_GOAL OF THE EXERCISE_
Please retype all of the entries that follow, leaving the images out.

_DATASET EXCERPTS_
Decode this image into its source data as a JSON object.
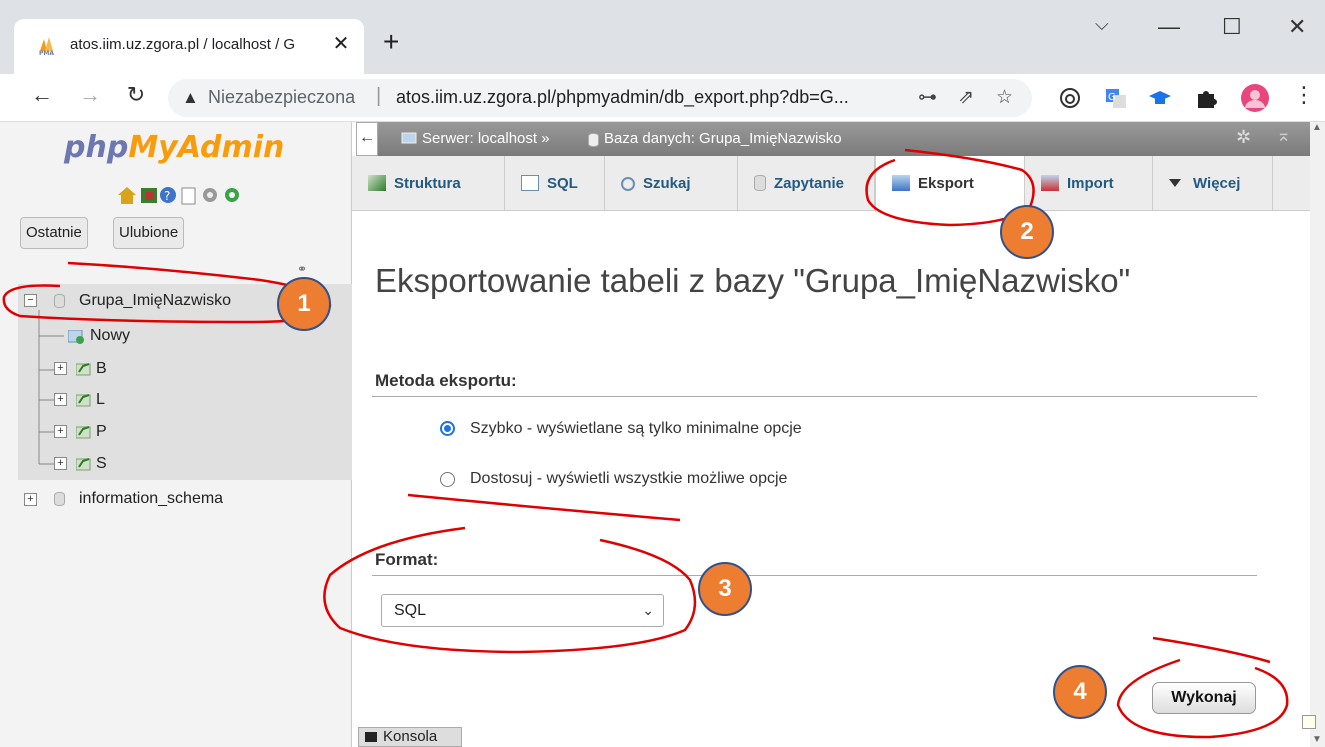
{
  "browser": {
    "tab_title": "atos.iim.uz.zgora.pl / localhost / G",
    "tab_close": "✕",
    "new_tab": "+",
    "insecure_label": "Niezabezpieczona",
    "url": "atos.iim.uz.zgora.pl/phpmyadmin/db_export.php?db=G...",
    "separator": "|"
  },
  "nav": {
    "logo_php": "php",
    "logo_my": "MyAdmin",
    "recent_btn": "Ostatnie",
    "favorites_btn": "Ulubione",
    "tree": {
      "db1": "Grupa_ImięNazwisko",
      "new_item": "Nowy",
      "tables": [
        "B",
        "L",
        "P",
        "S"
      ],
      "db2": "information_schema"
    }
  },
  "main": {
    "breadcrumb_server": "Serwer: localhost »",
    "breadcrumb_db": "Baza danych: Grupa_ImięNazwisko",
    "menu": [
      "Struktura",
      "SQL",
      "Szukaj",
      "Zapytanie",
      "Eksport",
      "Import",
      "Więcej"
    ],
    "page_title": "Eksportowanie tabeli z bazy \"Grupa_ImięNazwisko\"",
    "method_heading": "Metoda eksportu:",
    "method_quick": "Szybko - wyświetlane są tylko minimalne opcje",
    "method_custom": "Dostosuj - wyświetli wszystkie możliwe opcje",
    "format_heading": "Format:",
    "format_value": "SQL",
    "go_button": "Wykonaj",
    "console": "Konsola"
  },
  "annotations": {
    "badges": [
      "1",
      "2",
      "3",
      "4"
    ],
    "color": "#ed7d31",
    "ink": "#e00000"
  }
}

_TASK SOLUTION_
Decode this image into its source data as a JSON object.
{
  "browser": {
    "tab_title": "atos.iim.uz.zgora.pl / localhost / G",
    "tab_close": "✕",
    "new_tab": "+",
    "insecure_label": "Niezabezpieczona",
    "url": "atos.iim.uz.zgora.pl/phpmyadmin/db_export.php?db=G...",
    "separator": "|"
  },
  "nav": {
    "logo_php": "php",
    "logo_my": "MyAdmin",
    "recent_btn": "Ostatnie",
    "favorites_btn": "Ulubione",
    "tree": {
      "db1": "Grupa_ImięNazwisko",
      "new_item": "Nowy",
      "tables": [
        "B",
        "L",
        "P",
        "S"
      ],
      "db2": "information_schema"
    }
  },
  "main": {
    "breadcrumb_server": "Serwer: localhost »",
    "breadcrumb_db": "Baza danych: Grupa_ImięNazwisko",
    "menu": [
      "Struktura",
      "SQL",
      "Szukaj",
      "Zapytanie",
      "Eksport",
      "Import",
      "Więcej"
    ],
    "page_title": "Eksportowanie tabeli z bazy \"Grupa_ImięNazwisko\"",
    "method_heading": "Metoda eksportu:",
    "method_quick": "Szybko - wyświetlane są tylko minimalne opcje",
    "method_custom": "Dostosuj - wyświetli wszystkie możliwe opcje",
    "format_heading": "Format:",
    "format_value": "SQL",
    "go_button": "Wykonaj",
    "console": "Konsola"
  },
  "annotations": {
    "badges": [
      "1",
      "2",
      "3",
      "4"
    ],
    "color": "#ed7d31",
    "ink": "#e00000"
  }
}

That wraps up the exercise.